**What you need to do**
Check each line of the records below and collect those that include the word "glyph".

**Dataset records**
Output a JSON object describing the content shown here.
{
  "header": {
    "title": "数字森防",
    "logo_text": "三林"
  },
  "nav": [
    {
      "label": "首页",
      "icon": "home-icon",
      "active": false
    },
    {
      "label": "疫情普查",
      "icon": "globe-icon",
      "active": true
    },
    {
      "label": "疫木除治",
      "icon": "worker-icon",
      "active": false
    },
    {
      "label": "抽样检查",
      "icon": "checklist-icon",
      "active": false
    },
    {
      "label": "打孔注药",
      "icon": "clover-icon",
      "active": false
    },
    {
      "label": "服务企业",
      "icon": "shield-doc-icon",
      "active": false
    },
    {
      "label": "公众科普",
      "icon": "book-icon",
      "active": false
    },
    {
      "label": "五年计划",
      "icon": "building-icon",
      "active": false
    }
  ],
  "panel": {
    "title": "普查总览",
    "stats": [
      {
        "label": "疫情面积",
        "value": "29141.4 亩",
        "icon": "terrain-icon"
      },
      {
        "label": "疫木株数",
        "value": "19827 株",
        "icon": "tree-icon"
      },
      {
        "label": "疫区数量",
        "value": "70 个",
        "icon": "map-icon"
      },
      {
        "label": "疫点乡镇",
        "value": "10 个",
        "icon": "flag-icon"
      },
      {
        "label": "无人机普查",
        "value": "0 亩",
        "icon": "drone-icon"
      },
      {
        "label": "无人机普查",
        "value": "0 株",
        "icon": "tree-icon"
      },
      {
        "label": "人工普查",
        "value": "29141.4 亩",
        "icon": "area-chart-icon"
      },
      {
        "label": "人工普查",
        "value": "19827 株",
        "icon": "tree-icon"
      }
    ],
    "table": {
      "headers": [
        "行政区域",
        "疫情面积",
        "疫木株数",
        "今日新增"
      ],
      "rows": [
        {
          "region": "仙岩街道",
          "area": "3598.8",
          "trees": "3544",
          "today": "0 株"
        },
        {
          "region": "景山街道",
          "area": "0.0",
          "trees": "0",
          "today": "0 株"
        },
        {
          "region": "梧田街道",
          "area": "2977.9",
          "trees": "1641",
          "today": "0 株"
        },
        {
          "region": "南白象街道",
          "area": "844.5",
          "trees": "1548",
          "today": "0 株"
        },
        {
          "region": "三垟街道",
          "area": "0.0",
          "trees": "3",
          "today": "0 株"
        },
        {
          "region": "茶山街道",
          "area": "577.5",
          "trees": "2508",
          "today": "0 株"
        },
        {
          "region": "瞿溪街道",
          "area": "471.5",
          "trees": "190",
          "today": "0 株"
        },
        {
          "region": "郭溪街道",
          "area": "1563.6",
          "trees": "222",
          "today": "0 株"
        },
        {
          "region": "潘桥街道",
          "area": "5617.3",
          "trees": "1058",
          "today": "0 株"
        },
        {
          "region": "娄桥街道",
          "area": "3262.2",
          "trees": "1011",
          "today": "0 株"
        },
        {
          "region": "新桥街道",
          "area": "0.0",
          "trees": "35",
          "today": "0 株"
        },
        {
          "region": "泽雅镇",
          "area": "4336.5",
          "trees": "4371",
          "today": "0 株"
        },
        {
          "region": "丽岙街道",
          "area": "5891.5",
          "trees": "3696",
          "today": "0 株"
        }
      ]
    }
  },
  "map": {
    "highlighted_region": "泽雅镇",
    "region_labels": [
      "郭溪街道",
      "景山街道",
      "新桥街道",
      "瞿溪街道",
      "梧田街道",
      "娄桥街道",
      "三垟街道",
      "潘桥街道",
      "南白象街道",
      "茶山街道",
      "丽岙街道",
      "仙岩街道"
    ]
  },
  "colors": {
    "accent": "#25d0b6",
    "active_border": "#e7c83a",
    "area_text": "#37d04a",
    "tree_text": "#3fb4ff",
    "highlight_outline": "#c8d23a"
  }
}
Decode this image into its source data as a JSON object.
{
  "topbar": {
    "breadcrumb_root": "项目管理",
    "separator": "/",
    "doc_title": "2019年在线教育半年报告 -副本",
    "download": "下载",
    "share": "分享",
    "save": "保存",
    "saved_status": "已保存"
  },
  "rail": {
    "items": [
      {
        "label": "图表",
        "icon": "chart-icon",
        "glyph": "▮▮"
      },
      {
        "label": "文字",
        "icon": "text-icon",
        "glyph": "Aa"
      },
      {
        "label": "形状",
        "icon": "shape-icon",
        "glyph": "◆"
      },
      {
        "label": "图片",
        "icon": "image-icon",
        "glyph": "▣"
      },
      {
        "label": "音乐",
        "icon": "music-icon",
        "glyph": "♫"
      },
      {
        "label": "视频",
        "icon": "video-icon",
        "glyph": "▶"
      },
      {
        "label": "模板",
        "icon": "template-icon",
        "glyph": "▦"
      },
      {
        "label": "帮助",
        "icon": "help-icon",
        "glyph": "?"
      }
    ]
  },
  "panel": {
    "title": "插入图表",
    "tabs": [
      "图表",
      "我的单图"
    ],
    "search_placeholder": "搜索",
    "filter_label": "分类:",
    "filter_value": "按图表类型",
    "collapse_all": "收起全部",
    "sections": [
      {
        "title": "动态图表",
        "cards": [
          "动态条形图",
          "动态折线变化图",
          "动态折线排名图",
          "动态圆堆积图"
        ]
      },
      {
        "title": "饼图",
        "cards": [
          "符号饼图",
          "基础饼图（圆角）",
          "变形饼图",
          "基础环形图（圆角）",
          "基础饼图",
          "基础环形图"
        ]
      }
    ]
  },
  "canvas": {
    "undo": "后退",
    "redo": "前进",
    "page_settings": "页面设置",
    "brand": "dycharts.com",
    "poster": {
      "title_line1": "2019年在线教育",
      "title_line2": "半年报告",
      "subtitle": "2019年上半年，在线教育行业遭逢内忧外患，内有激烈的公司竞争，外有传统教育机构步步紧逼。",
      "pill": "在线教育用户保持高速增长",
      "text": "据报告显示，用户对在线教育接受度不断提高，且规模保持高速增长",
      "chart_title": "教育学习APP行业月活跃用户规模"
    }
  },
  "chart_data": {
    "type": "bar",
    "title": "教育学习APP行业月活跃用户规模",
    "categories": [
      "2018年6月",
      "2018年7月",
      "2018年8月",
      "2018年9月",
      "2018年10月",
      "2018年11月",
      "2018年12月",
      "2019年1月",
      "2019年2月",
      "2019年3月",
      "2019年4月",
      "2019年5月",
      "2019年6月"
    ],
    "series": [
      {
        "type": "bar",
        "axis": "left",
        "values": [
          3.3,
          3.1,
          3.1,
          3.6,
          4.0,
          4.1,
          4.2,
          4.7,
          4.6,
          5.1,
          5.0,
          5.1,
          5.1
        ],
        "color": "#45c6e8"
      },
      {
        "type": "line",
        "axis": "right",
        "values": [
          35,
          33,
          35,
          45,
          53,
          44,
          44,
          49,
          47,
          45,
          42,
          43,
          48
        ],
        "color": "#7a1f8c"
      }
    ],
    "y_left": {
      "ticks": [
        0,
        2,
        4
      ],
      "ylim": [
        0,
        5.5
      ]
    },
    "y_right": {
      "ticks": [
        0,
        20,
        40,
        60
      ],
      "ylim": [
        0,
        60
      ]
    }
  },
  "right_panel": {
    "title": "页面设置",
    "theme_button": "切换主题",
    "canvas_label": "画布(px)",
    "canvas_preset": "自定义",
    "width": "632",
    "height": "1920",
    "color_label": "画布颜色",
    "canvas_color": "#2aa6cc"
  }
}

**Solution**
        "glyph": "▮▮"
        "glyph": "Aa"
        "glyph": "◆"
        "glyph": "▣"
        "glyph": "♫"
        "glyph": "▶"
        "glyph": "▦"
        "glyph": "?"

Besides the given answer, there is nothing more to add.